Task details:
Looking at the listing beneath, work out how many lines hold "this" and report only that figure.
=== Data supplied ===
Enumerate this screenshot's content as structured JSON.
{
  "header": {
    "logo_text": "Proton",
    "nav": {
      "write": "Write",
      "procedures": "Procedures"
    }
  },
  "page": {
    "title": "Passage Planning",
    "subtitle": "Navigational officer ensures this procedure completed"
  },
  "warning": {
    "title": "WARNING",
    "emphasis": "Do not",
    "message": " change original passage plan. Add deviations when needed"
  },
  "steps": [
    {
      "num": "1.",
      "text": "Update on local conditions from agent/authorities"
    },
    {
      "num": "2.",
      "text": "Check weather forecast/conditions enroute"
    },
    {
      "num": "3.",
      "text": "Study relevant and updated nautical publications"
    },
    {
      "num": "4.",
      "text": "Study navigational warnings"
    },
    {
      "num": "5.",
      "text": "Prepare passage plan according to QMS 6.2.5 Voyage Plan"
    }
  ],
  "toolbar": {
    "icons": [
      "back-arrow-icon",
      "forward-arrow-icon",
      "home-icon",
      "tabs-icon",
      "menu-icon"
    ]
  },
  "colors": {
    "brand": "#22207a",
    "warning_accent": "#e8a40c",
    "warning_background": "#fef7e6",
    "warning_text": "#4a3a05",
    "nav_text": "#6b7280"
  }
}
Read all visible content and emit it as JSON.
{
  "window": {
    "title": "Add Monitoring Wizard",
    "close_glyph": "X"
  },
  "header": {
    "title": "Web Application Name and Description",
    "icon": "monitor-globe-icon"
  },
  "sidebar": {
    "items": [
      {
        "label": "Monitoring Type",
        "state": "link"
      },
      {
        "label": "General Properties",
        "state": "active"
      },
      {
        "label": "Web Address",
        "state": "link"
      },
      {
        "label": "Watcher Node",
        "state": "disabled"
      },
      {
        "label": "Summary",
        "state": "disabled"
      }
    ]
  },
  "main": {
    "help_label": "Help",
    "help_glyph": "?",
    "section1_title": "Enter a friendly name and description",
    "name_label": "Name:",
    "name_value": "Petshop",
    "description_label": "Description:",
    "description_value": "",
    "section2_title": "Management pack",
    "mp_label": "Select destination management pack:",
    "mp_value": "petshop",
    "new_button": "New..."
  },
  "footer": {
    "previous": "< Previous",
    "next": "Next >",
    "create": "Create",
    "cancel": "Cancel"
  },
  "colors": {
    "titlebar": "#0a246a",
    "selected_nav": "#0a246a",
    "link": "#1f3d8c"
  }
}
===
Reply:
2